Where is an old saying - one person's junk is another's treasure. And if you have ever been to (or held) a garage or lawn sale, you would agree! All sorts of items can be found at such sales - everything from clothing and sports equipment to children's toys and games. There's even a market for broken things - like vacuum cleaners and lawn mowers - because inevitably someone needs a particular working part to repair a similar piece of equipment sitting in their garage or storage locker.
Moving often prompts people to hold such sales - but it is not the only reason they are held. For some, holding such a sale is an annual ritual - sort of a follow-up to spring-cleaning. Others see it as a chance to make a bit of cash while also making a bit of space. But most of all, it can be fun!

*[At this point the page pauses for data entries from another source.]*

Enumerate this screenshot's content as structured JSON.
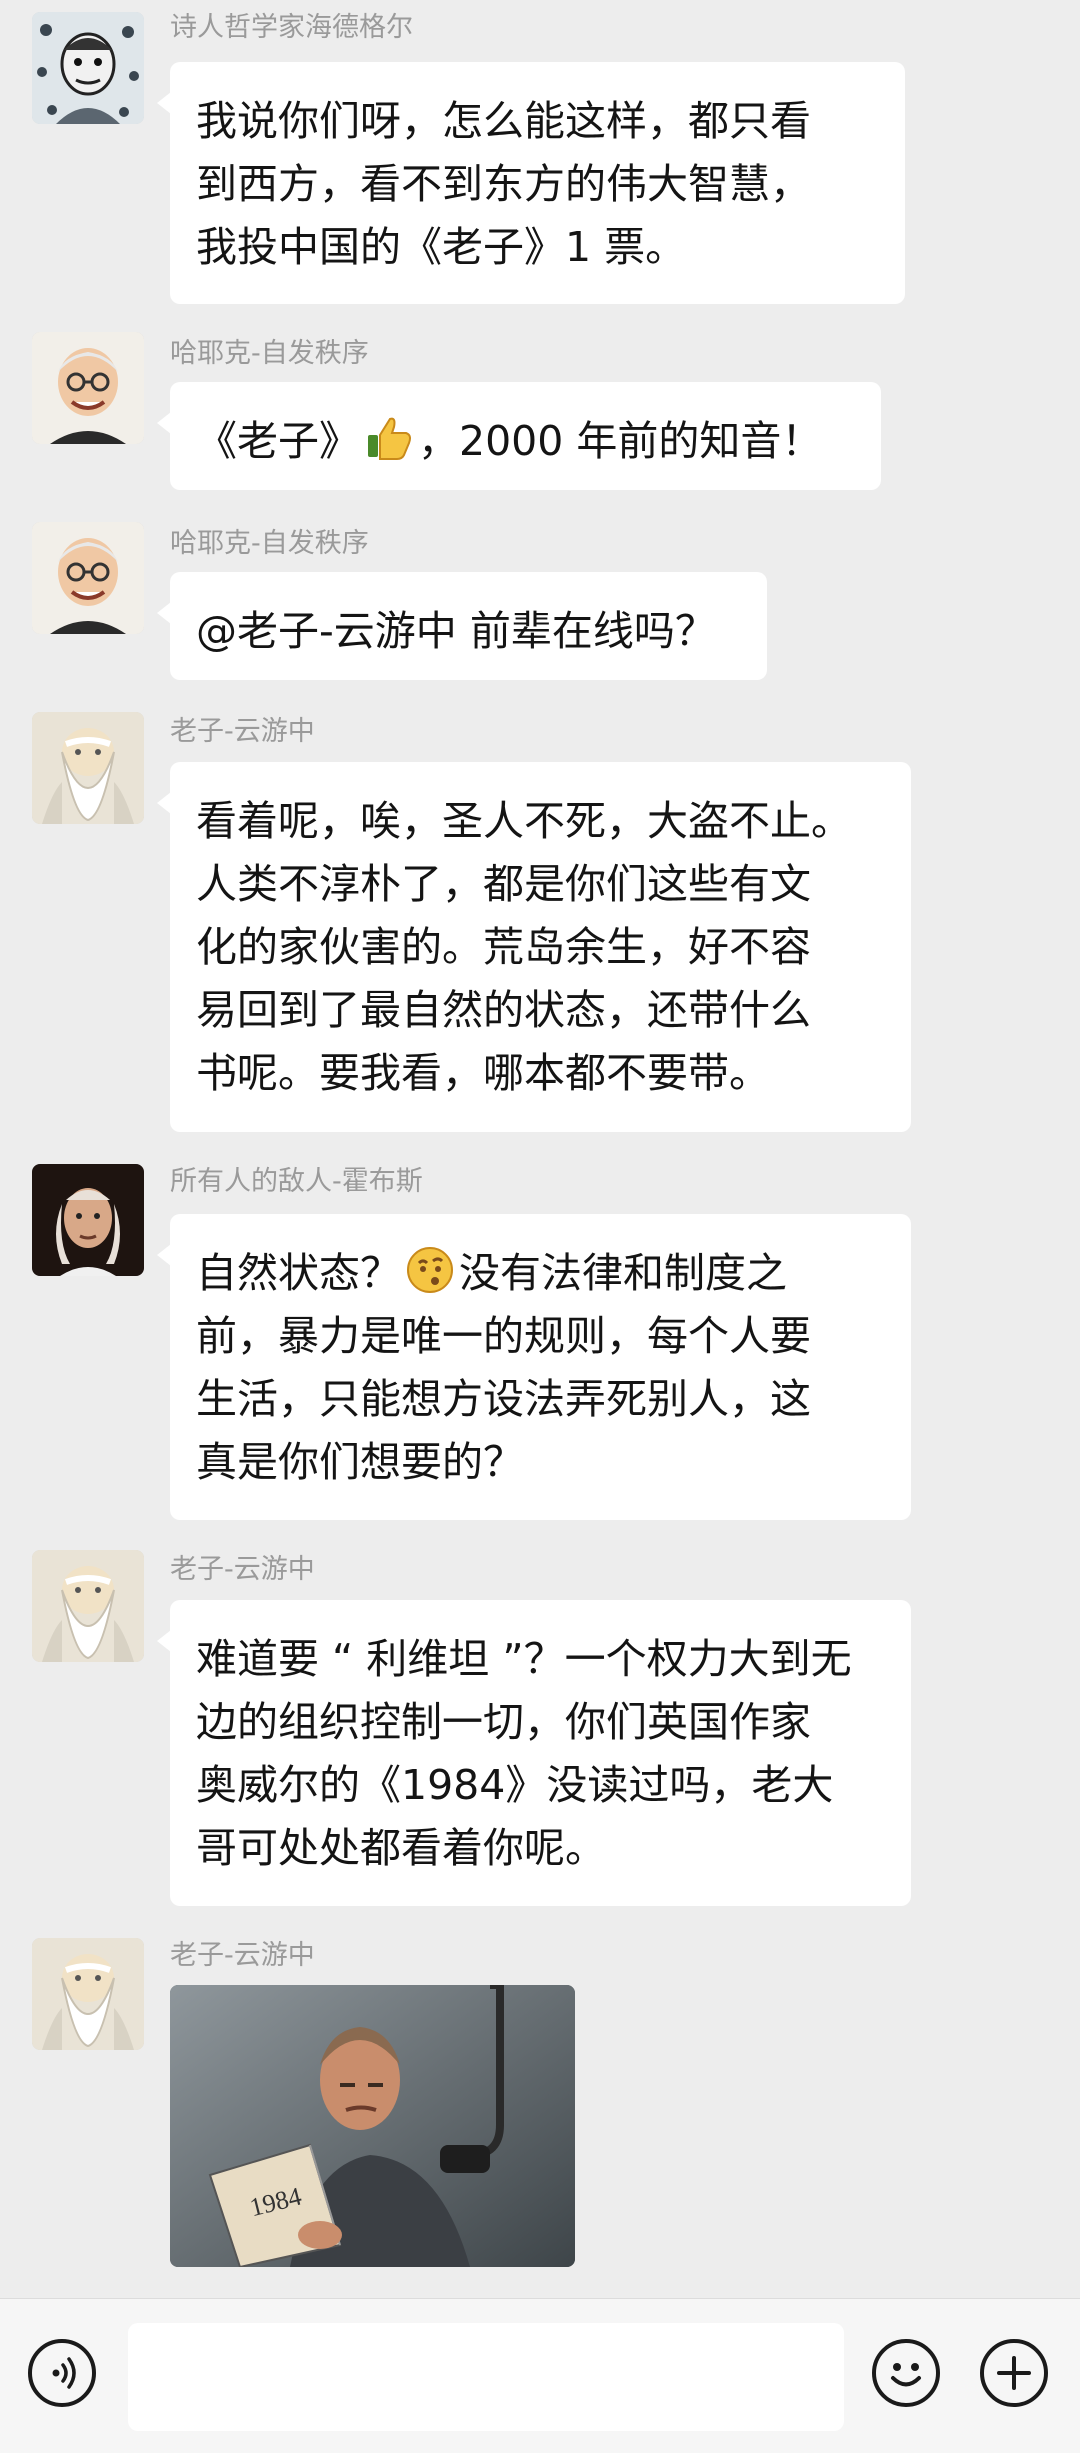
{
  "messages": [
    {
      "sender": "诗人哲学家海德格尔",
      "avatar": "heidegger-avatar",
      "text": "我说你们呀，怎么能这样，都只看\n到西方，看不到东方的伟大智慧，\n我投中国的《老子》1 票。"
    },
    {
      "sender": "哈耶克-自发秩序",
      "avatar": "hayek-avatar",
      "text_before": "《老子》",
      "emoji": "thumbs-up-emoji",
      "text_after": "，2000 年前的知音！"
    },
    {
      "sender": "哈耶克-自发秩序",
      "avatar": "hayek-avatar",
      "text": "@老子-云游中 前辈在线吗？"
    },
    {
      "sender": "老子-云游中",
      "avatar": "laozi-avatar",
      "text": "看着呢，唉，圣人不死，大盗不止。\n人类不淳朴了，都是你们这些有文\n化的家伙害的。荒岛余生，好不容\n易回到了最自然的状态，还带什么\n书呢。要我看，哪本都不要带。"
    },
    {
      "sender": "所有人的敌人-霍布斯",
      "avatar": "hobbes-avatar",
      "text_before": "自然状态？",
      "emoji": "puzzled-face-emoji",
      "text_after": "没有法律和制度之\n前，暴力是唯一的规则，每个人要\n生活，只能想方设法弄死别人，这\n真是你们想要的？"
    },
    {
      "sender": "老子-云游中",
      "avatar": "laozi-avatar",
      "text": "难道要 “ 利维坦 ”？一个权力大到无\n边的组织控制一切，你们英国作家\n奥威尔的《1984》没读过吗，老大\n哥可处处都看着你呢。"
    },
    {
      "sender": "老子-云游中",
      "avatar": "laozi-avatar",
      "image": "man-reading-1984-photo",
      "book_label": "1984"
    }
  ],
  "bottombar": {
    "voice_icon": "voice-input-icon",
    "emoji_icon": "emoji-icon",
    "plus_icon": "add-more-icon",
    "input_value": ""
  },
  "colors": {
    "background": "#ededed",
    "bubble": "#ffffff",
    "sender_text": "#9a9a9a",
    "message_text": "#141414",
    "bottombar": "#f6f6f6"
  }
}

In planning a garage sale, there are a number of things to decide. The time and place are usually the first thing settled. If the sale will be outdoors, naturally the weather must be considered. Though you cannot control the weather, you can plan around it a bit by setting things in a garage or sheltered area. When considering the location, consider whether friends and others in your neighbourhood, condominium or some other "community" you are active in (e.g., your church or synagogue), might be interested in having a sale at the same time. Organizing such an event might take a bit more effort, but it will probably pay off both in terms of the number of buyers who show up and in creating a sense of community. And, if you have children, why not set up a lemonade stand for them? That will help keep them close by and interested.
Sometimes local shops, churches or libraries have community bulletin boards for people to advertise such events. Sometimes people just tape flyers to non-moving surfaces near the place of sale. Whatever means of advertising you choose - be sure to put the date, time and location!
On the day of the sale you will need some sort of cash box and lots of change. Though the items you are selling might be low priced, buyers do not necessarily have exact change. An, if they just stopped at their bank machine, they might not have anything smaller than a twenty dollar bill and to make the sale you'll have to make change! Also, you should have bags, boxes and paper to wrap items you have sold.
The Finer Points
It is a matter of personal preference whether you mark a price on every item. If you have many items and many people helping you sell, you will probably want to have the items marked. Of course, people will still try to barter, but if you have taken the time to price all the items, even when you are busy during the sale you will know what you though the item was worth and what you hoped to receive for it.
And think about display - how neatly items are displayed matters. Veteran sellers will tell you that clothes sell better if they are neatly hung on hangers or on a line. And it is a good idea to sort items by category - putting all clothes in one place, sports equipment together, toys in one area, etc.
Garage Sale Etiquette
Though a garage or lawn sale is not a particular formal event, there are certain ground rules that buyers are expected to follow. Veteran garage sale shoppers have been known to show up very early for advertised sales - often hours ahead of the advertised start - sometimes even the night before. The theory is that all the "good stuff" goes quickly. While there might be some truth to that - having people show up very early can interfere with the seller's setting-up activity and it is unfair to others who abide by the "rules". To even out the playing field a bit, some sellers charge a premium to those who show up wishing to buy before the appointed time - and it can be a hefty premium - often double the asking price!
Rags to Riches
Chances are you will not end up getting rich from a garage sale. But, you can make a bit of money and a bit of space, not to mention that you will make those who found your treasures (and who'll put them to good use) very happy!